Over the Christmas period, I had the unusual experience of being asked to speak with the Burgess Hill Labour Party about why I don’t believe a Green vote splits the left. With the rising profile of the Greens due to controversy of their proposed exclusion from the upcoming leaders’ debates and Sadiq Khan’s appointment to deal with the ‘threat’ posed to Labour by the Green Party, it seemed a germaine subject, but it was quite a difficult sell. Burgess Hill Labour party is a branch of Labour that behaves as if Tony Blair never happened and I am all the more sympathetic towards them for it, but when I hear members of the radical left talk about fighting their corner within the Labour party, I begin to despair at the state of political discourse in this country.
Let’s begin with an exploration of democratic theory. The Downs’ model of voting behaviour holds that political parties within a representative democratic system will seek to align themselves around the ‘median voter’ in order to maximise their vote share. Many academics have argued that this is indicative of a fundamental problem in representative democracy; that it is, by its very nature, undemocratic.
reporters talking about ‘the centre ground’ as if it is a strategic objective; a target to be acquired in a military manoeuvre.
In such a system, political parties are part of a competing class of self-interested bodies; no longer seeking to advocate a specific point of view or represent specific communities, but interested in their own ascent to power.
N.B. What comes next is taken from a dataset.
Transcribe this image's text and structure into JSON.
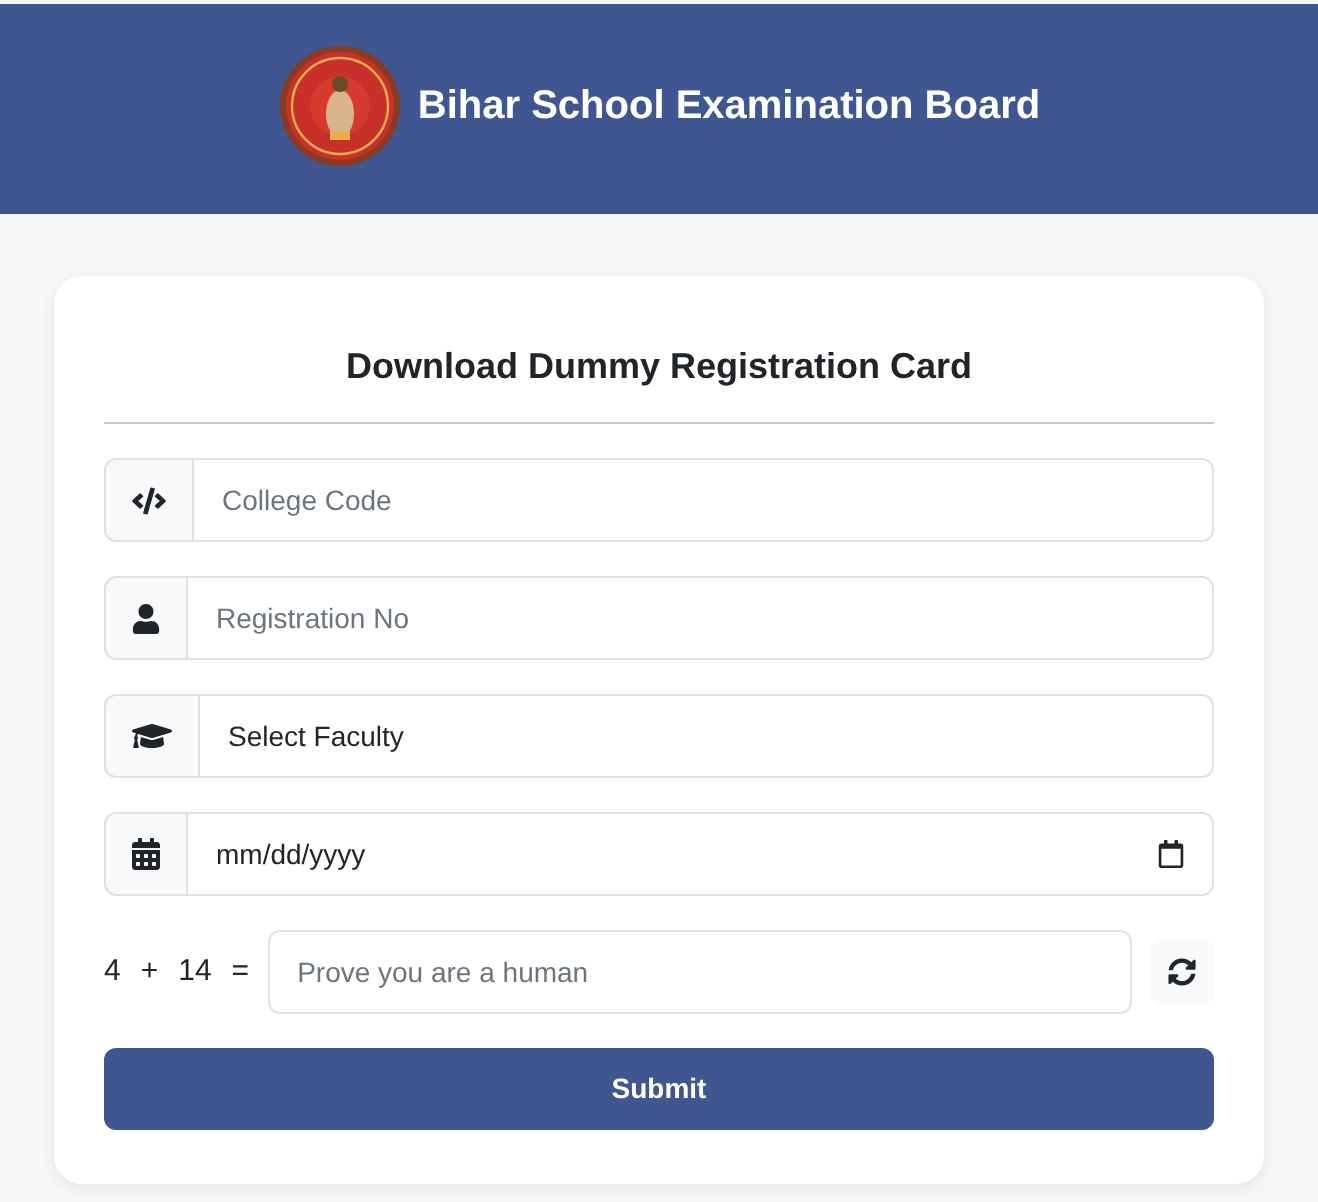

This is something that infects our political discourse, with reporters talking about ‘the centre ground’ as if it is a strategic objective; a target to be acquired in a military manoeuvre. When parties dare to present even a mildly ideological point of view they are slammed as extremists, hardliners or ‘out of touch’. We live in a political culture that worships the mythical ‘median voter’ and we elect governments who are first and foremost interested in power and defeating their opposing party.
A political system where the median voter is treated as the hallowed ground doesn’t just fail to represent specific sections of society; it fails to represent anybody.
The tragic part of all of this is that the median voter doesn’t exist. We know this to be true from our daily lives; the social world is full of intersecting ideas and viewpoints, constantly developing through argument, deliberation and collaboration. Political parties, alongside the media, decide what the aggregate opinions of the country are and present us with bland manifestos, devoid of inspiration or ambition. We don’t get to choose what the sum total of our views is; our compromises are chosen for us. A political system where the median voter is treated as the hallowed ground doesn’t just fail to represent specific sections of society; it fails to represent anybody.
When all of this is considered, then there is neither a reason to view a vote for Labour as a vote for the left nor to view a vote for the Greens as an attempt to split the left. The left are a group of wonderful, frustrating, idealistic, and compassionate people, concerned with fundamentally changing institutions in order to bring about a fairer, more equitable society. Labour ceased to be part of that long ago and the more we on the left vote for them, the more complacent they will become and the more our views will be dismissed as extremist.
The Tories have now, for the most part, abandoned social conservatism in favour of some weird kind of neo-Thatcherite libertarianism.
There is always the fear, of course, that voting for a party that represents our views will lead a Conservative government and to that I say this: the Labour Party now is more right-wing than it was in 1997, it is wedded to the ideology of neo-liberal capitalism and will continue to move further to the right with every passing election if we keep voting for it. The Tories have now, for the most part, abandoned social conservatism in favour of some weird kind of neo-Thatcherite libertarianism. There is not one policy Labour have proposed that convinces me that the country will be any worse under the Conservatives than it will be under them.
Red or Blue, if you vote Labour you will get a Tory government.